Your objective:
Without altering a word, return the records below, but exclude the pictures.

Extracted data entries

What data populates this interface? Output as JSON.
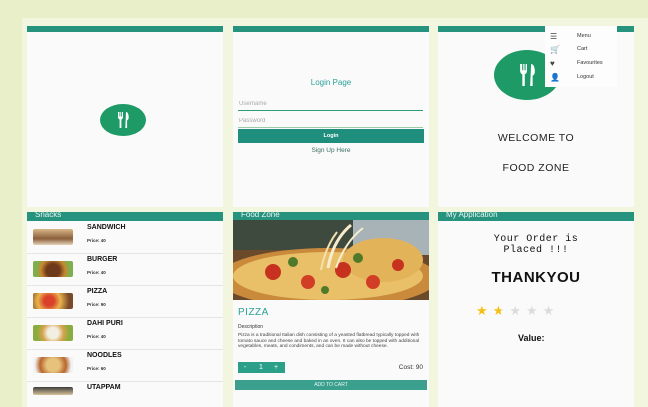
{
  "colors": {
    "accent": "#26937f",
    "logo": "#1e9a66",
    "star": "#f5c013"
  },
  "splash": {
    "logo_icon": "fork-knife-icon"
  },
  "login": {
    "title": "Login Page",
    "username_placeholder": "Username",
    "password_placeholder": "Password",
    "login_button": "Login",
    "signup_link": "Sign Up Here"
  },
  "home": {
    "menu": [
      {
        "icon": "menu-icon",
        "label": "Menu"
      },
      {
        "icon": "cart-icon",
        "label": "Cart"
      },
      {
        "icon": "heart-icon",
        "label": "Favourites"
      },
      {
        "icon": "logout-icon",
        "label": "Logout"
      }
    ],
    "welcome_line1": "WELCOME TO",
    "welcome_line2": "FOOD ZONE"
  },
  "snacks": {
    "title": "Snacks",
    "items": [
      {
        "name": "SANDWICH",
        "price": "Price: 40"
      },
      {
        "name": "BURGER",
        "price": "Price: 40"
      },
      {
        "name": "PIZZA",
        "price": "Price: 90"
      },
      {
        "name": "DAHI PURI",
        "price": "Price: 40"
      },
      {
        "name": "NOODLES",
        "price": "Price: 60"
      },
      {
        "name": "UTAPPAM",
        "price": ""
      }
    ]
  },
  "detail": {
    "title": "Food Zone",
    "name": "PIZZA",
    "desc_label": "Description",
    "description": "Pizza is a traditional Italian dish consisting of a yeasted flatbread typically topped with tomato sauce and cheese and baked in an oven. It can also be topped with additional vegetables, meats, and condiments, and can be made without cheese.",
    "minus": "-",
    "qty": "1",
    "plus": "+",
    "cost": "Cost: 90",
    "add_to_cart": "ADD TO CART"
  },
  "order": {
    "title": "My Application",
    "message_line1": "Your Order is",
    "message_line2": "Placed !!!",
    "thanks": "THANKYOU",
    "rating": 1.5,
    "rating_max": 5,
    "value_label": "Value:"
  }
}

Answer section:
What data populates this interface? Output as JSON.
{
  "colors": {
    "accent": "#26937f",
    "logo": "#1e9a66",
    "star": "#f5c013"
  },
  "splash": {
    "logo_icon": "fork-knife-icon"
  },
  "login": {
    "title": "Login Page",
    "username_placeholder": "Username",
    "password_placeholder": "Password",
    "login_button": "Login",
    "signup_link": "Sign Up Here"
  },
  "home": {
    "menu": [
      {
        "icon": "menu-icon",
        "label": "Menu"
      },
      {
        "icon": "cart-icon",
        "label": "Cart"
      },
      {
        "icon": "heart-icon",
        "label": "Favourites"
      },
      {
        "icon": "logout-icon",
        "label": "Logout"
      }
    ],
    "welcome_line1": "WELCOME TO",
    "welcome_line2": "FOOD ZONE"
  },
  "snacks": {
    "title": "Snacks",
    "items": [
      {
        "name": "SANDWICH",
        "price": "Price: 40"
      },
      {
        "name": "BURGER",
        "price": "Price: 40"
      },
      {
        "name": "PIZZA",
        "price": "Price: 90"
      },
      {
        "name": "DAHI PURI",
        "price": "Price: 40"
      },
      {
        "name": "NOODLES",
        "price": "Price: 60"
      },
      {
        "name": "UTAPPAM",
        "price": ""
      }
    ]
  },
  "detail": {
    "title": "Food Zone",
    "name": "PIZZA",
    "desc_label": "Description",
    "description": "Pizza is a traditional Italian dish consisting of a yeasted flatbread typically topped with tomato sauce and cheese and baked in an oven. It can also be topped with additional vegetables, meats, and condiments, and can be made without cheese.",
    "minus": "-",
    "qty": "1",
    "plus": "+",
    "cost": "Cost: 90",
    "add_to_cart": "ADD TO CART"
  },
  "order": {
    "title": "My Application",
    "message_line1": "Your Order is",
    "message_line2": "Placed !!!",
    "thanks": "THANKYOU",
    "rating": 1.5,
    "rating_max": 5,
    "value_label": "Value:"
  }
}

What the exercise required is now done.